Collect every line in the records below that contains the word "ProgrammerController".

*** Study material ***

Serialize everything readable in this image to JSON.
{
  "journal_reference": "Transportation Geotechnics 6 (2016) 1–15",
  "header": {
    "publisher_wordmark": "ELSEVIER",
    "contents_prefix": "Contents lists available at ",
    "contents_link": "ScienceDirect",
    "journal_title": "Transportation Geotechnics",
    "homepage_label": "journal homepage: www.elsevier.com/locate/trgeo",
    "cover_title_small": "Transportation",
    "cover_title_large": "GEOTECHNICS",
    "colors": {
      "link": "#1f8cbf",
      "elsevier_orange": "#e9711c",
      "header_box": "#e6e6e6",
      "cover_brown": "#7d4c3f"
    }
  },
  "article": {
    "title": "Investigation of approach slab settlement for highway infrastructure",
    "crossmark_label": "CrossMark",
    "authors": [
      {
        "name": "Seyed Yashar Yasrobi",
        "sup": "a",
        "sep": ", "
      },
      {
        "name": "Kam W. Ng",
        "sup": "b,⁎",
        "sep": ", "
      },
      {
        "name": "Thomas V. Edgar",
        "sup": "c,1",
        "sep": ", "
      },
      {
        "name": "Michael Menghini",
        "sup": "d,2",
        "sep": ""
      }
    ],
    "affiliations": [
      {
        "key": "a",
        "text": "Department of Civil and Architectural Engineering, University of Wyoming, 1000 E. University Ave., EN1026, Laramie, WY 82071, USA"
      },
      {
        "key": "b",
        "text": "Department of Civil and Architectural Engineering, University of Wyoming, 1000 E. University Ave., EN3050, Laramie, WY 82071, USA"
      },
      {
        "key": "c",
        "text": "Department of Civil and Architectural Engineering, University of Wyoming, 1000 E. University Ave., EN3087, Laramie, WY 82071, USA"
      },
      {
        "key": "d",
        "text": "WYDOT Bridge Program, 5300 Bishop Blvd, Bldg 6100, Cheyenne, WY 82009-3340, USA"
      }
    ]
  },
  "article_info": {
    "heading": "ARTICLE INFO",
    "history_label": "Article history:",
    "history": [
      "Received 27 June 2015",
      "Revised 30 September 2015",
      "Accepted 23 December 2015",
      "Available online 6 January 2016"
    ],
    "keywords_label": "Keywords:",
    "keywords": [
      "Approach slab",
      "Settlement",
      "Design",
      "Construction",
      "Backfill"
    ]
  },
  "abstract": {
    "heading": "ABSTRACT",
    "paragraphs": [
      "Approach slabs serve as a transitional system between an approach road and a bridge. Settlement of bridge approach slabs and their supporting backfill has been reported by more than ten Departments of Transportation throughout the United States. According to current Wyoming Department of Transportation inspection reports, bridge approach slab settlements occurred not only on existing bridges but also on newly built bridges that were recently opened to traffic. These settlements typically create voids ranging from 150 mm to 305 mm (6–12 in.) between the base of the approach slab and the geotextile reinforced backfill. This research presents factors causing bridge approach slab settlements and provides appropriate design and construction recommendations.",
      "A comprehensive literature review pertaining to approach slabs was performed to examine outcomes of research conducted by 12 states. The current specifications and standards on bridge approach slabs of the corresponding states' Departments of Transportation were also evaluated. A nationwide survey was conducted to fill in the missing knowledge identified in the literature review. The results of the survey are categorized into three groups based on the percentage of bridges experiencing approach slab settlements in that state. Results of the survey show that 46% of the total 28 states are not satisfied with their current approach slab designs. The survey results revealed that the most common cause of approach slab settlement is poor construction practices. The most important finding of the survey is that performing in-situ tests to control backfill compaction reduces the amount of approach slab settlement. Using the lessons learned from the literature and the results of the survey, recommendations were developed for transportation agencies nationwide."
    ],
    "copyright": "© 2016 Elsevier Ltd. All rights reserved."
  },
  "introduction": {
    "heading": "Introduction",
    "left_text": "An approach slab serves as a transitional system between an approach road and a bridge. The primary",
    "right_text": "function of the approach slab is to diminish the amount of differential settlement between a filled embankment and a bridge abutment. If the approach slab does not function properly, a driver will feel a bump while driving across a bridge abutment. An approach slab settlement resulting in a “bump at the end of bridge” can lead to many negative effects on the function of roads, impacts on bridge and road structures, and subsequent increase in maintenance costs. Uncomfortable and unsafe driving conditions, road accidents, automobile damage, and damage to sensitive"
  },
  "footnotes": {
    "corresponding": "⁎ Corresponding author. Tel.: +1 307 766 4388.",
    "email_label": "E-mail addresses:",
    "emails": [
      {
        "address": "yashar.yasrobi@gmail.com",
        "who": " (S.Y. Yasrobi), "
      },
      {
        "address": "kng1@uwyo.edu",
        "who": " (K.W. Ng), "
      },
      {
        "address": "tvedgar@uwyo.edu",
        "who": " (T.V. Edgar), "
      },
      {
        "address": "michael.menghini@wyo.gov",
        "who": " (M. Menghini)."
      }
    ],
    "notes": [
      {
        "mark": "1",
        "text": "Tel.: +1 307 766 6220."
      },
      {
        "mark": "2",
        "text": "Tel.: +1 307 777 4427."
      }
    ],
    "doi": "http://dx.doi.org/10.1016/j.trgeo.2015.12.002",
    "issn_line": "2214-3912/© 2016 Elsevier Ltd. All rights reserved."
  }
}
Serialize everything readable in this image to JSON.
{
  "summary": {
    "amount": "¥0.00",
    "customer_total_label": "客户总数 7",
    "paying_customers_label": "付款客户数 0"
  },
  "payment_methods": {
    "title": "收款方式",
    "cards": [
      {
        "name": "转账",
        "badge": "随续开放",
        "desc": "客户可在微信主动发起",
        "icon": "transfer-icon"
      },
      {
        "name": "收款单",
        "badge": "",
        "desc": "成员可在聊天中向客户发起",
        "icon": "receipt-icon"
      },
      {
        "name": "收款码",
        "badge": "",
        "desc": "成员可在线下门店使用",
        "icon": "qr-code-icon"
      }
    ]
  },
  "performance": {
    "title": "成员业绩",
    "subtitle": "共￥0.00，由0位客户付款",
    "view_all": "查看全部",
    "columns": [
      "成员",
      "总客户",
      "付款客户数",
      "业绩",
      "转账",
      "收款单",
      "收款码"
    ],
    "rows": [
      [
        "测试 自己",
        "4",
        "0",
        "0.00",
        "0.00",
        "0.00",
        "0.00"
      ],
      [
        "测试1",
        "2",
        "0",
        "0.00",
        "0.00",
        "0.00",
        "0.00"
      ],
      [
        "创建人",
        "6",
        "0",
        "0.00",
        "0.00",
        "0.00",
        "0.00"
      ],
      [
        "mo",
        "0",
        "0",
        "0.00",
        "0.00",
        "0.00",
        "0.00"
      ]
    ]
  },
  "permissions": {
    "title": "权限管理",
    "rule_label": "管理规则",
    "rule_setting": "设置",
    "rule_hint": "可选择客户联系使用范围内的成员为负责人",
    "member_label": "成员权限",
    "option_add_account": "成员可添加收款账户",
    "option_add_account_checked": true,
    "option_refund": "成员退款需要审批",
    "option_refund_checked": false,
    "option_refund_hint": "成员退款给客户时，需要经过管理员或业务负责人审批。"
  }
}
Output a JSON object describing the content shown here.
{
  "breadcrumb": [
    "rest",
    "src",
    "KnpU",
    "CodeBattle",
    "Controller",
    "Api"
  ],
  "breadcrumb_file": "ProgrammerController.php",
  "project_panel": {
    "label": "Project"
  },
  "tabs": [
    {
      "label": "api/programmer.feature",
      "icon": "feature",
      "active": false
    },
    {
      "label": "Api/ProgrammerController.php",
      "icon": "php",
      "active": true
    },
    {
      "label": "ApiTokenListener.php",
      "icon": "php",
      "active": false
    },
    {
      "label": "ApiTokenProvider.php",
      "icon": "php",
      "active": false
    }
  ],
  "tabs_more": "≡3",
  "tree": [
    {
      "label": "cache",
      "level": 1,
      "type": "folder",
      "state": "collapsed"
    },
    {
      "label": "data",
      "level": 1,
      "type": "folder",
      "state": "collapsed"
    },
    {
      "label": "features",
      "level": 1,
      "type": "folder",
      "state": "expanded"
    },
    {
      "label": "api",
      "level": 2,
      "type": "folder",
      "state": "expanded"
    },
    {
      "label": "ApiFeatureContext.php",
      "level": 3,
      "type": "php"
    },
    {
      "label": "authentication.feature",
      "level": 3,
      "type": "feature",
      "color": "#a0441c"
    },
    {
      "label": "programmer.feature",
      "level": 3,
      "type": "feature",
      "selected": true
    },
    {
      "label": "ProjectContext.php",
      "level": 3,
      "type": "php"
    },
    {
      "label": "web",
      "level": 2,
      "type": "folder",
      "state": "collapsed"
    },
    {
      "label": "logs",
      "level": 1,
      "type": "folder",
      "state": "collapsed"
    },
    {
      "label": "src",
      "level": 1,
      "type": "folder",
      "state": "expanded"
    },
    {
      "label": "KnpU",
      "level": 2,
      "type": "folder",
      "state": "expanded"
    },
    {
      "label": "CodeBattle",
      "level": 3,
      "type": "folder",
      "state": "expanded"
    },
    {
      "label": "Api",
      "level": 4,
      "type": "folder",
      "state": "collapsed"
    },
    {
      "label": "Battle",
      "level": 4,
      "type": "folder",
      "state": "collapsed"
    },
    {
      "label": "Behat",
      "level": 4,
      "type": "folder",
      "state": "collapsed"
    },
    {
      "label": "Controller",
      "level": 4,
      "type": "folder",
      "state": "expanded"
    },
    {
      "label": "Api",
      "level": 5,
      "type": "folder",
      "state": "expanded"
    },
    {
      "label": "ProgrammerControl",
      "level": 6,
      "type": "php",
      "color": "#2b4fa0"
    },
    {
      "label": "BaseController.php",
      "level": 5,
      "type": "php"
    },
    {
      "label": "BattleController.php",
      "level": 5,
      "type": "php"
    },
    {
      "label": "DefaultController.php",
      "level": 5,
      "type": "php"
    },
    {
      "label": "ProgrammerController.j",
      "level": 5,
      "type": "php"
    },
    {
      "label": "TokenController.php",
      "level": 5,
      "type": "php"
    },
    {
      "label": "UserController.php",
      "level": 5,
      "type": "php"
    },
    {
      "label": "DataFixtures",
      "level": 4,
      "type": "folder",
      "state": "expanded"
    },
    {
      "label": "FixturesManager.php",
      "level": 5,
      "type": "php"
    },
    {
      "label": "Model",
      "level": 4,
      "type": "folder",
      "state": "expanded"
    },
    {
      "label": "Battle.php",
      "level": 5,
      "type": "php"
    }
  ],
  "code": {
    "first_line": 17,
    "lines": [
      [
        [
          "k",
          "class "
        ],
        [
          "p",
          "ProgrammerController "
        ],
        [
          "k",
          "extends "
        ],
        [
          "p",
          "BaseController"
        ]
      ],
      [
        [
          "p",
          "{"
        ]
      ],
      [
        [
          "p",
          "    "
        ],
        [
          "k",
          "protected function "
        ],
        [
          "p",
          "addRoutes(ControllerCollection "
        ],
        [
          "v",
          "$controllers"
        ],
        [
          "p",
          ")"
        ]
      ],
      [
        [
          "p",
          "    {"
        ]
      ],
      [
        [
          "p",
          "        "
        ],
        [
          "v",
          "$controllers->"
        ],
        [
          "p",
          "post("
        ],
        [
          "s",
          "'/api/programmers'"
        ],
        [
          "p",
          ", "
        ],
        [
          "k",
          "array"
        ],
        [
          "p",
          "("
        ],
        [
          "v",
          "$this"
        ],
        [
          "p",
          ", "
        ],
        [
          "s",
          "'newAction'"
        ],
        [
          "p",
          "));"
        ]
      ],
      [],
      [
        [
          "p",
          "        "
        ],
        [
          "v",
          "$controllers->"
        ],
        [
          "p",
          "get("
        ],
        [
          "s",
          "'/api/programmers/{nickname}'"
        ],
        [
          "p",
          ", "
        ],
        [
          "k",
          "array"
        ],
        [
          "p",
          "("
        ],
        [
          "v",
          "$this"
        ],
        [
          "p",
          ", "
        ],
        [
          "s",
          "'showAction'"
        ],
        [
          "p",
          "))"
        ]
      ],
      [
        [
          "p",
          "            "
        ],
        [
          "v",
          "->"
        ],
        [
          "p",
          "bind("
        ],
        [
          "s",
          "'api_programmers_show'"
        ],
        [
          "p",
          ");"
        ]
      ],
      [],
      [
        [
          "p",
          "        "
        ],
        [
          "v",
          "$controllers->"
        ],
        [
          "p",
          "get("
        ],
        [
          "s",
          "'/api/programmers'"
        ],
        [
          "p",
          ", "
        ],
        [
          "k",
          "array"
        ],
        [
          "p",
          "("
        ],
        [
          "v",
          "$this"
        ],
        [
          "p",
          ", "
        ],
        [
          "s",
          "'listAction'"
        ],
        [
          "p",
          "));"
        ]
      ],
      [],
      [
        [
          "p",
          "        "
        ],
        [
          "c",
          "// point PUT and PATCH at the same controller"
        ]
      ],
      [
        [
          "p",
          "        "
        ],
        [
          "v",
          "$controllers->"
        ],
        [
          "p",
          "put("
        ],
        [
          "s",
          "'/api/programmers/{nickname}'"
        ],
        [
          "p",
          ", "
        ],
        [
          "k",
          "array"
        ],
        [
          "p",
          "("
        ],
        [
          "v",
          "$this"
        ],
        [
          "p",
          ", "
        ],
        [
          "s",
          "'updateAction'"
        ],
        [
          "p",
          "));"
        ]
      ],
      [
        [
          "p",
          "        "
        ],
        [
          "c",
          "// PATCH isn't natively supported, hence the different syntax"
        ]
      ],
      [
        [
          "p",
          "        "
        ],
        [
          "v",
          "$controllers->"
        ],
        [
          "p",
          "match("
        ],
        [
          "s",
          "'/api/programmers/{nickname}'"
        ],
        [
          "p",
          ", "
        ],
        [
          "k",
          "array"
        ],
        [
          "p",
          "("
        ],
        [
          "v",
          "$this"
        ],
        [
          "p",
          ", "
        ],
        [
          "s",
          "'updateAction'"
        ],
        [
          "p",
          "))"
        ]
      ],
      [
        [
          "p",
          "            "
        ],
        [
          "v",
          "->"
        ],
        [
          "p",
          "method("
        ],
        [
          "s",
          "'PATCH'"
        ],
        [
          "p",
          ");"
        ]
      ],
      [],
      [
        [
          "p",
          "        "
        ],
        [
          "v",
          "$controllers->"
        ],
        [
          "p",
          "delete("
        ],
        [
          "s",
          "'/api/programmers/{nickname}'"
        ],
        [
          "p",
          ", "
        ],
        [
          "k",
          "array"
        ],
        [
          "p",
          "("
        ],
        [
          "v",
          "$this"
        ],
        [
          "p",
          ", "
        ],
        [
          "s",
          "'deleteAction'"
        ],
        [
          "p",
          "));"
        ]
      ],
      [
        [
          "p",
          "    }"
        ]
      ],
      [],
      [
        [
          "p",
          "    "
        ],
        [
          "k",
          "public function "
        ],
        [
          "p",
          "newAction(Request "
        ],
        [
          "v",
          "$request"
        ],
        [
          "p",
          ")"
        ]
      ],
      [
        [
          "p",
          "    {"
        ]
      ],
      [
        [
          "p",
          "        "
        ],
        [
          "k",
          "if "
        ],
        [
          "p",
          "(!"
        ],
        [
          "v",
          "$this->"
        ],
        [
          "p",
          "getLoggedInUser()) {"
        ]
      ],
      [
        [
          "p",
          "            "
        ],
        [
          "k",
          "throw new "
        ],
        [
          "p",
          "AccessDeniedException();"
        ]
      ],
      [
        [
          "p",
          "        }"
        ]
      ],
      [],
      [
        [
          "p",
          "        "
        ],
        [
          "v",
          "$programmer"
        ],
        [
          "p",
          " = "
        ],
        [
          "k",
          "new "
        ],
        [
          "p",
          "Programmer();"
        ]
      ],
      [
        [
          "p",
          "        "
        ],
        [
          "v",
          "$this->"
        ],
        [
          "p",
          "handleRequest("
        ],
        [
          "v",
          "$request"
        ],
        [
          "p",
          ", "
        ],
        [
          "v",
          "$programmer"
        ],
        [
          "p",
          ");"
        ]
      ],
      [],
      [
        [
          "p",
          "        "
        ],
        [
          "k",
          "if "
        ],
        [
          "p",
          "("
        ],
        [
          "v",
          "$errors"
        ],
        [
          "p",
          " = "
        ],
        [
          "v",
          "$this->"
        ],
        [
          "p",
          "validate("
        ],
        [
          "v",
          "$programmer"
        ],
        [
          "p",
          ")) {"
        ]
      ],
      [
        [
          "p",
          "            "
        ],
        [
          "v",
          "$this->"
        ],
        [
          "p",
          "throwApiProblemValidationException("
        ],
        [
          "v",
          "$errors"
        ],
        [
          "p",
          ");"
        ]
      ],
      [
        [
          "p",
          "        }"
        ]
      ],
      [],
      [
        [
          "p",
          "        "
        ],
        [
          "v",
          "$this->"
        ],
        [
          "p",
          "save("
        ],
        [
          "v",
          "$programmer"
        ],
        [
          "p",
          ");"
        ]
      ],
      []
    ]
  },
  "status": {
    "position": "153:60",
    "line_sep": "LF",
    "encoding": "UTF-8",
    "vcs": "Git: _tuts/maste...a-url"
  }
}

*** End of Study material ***

▶ Solution to the problem:
  "breadcrumb_file": "ProgrammerController.php",
      "label": "Api/ProgrammerController.php",
      "label": "ProgrammerController.j",
          "ProgrammerController "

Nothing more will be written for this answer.